▸ **Exercise description**: Search the data for the string "hair", and report each line where it is found.

--- Data excerpts ---

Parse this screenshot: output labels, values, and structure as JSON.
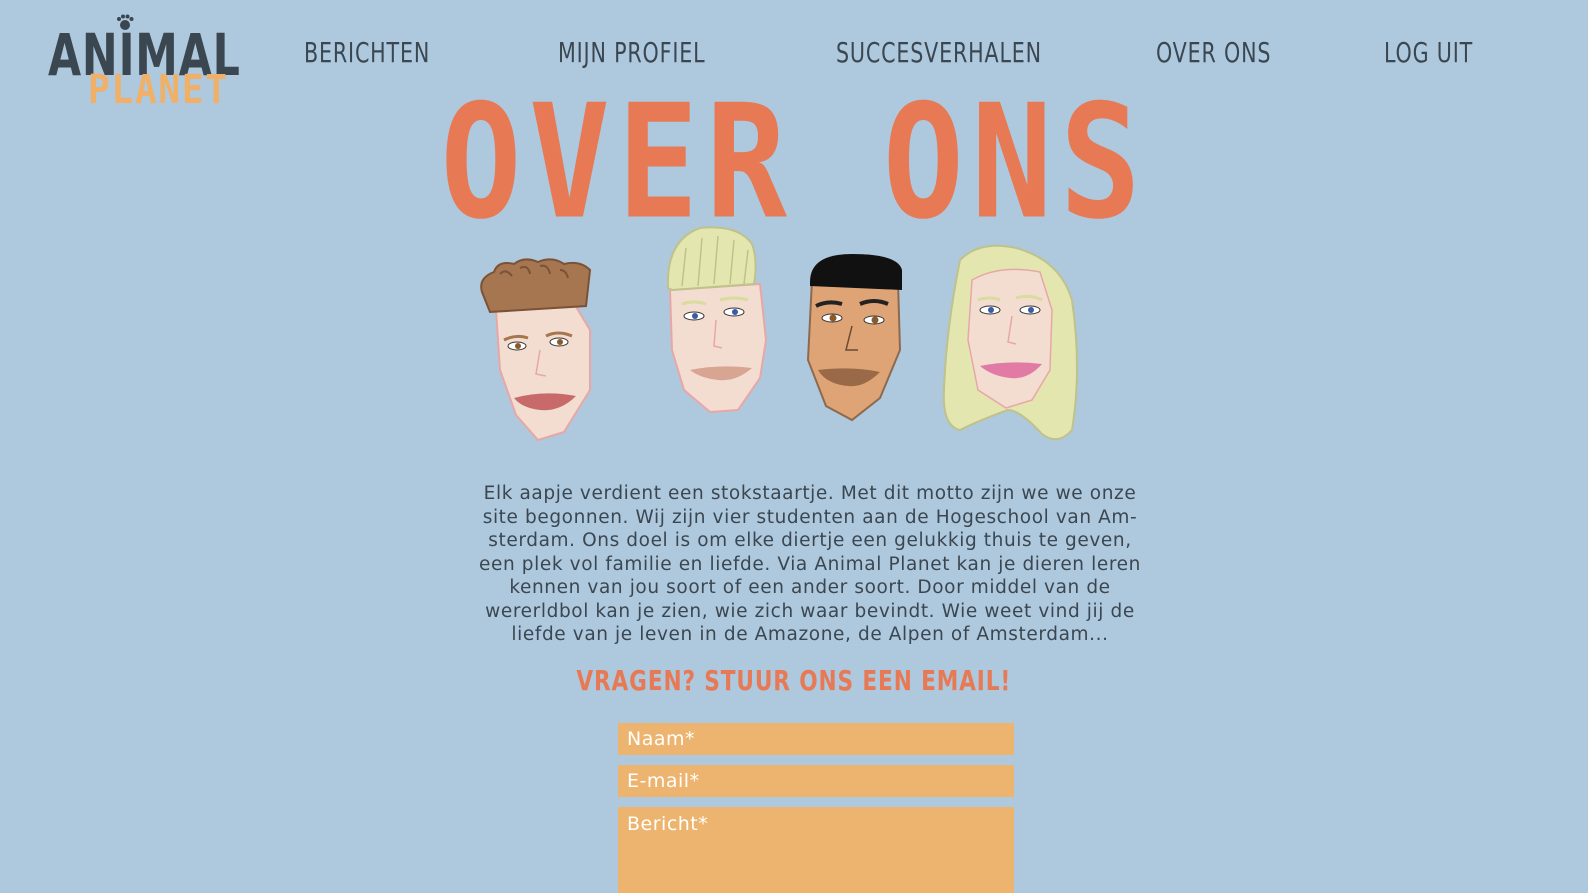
{
  "brand": {
    "name_line1": "ANIMAL",
    "name_line2": "PLANET",
    "colors": {
      "dark": "#3b4750",
      "orange": "#f0b068",
      "accent": "#e77a55",
      "background": "#aec8de",
      "field": "#ecb46f"
    }
  },
  "nav": {
    "items": [
      {
        "label": "BERICHTEN"
      },
      {
        "label": "MIJN PROFIEL"
      },
      {
        "label": "SUCCESVERHALEN"
      },
      {
        "label": "OVER ONS"
      },
      {
        "label": "LOG UIT"
      }
    ]
  },
  "page": {
    "title": "OVER ONS",
    "team_illustration": [
      "brown-hair-man-face",
      "blonde-man-face",
      "black-hair-man-face",
      "blonde-woman-face"
    ],
    "about_lines": [
      "Elk aapje verdient een stokstaartje. Met dit motto zijn we we onze",
      "site begonnen. Wij zijn vier studenten aan de Hogeschool van Am-",
      "sterdam. Ons doel is om elke diertje een gelukkig thuis te geven,",
      "een plek vol familie en liefde. Via Animal Planet kan je dieren leren",
      "kennen van jou soort of een ander soort. Door middel van de",
      "wererldbol kan je zien, wie zich waar bevindt. Wie weet vind jij de",
      "liefde van je leven in de Amazone, de Alpen of Amsterdam..."
    ],
    "contact_heading": "VRAGEN? STUUR ONS EEN EMAIL!"
  },
  "form": {
    "name_placeholder": "Naam*",
    "email_placeholder": "E-mail*",
    "message_placeholder": "Bericht*"
  }
}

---

▸ **Result of the exercise**:
      "brown-hair-man-face",
      "black-hair-man-face",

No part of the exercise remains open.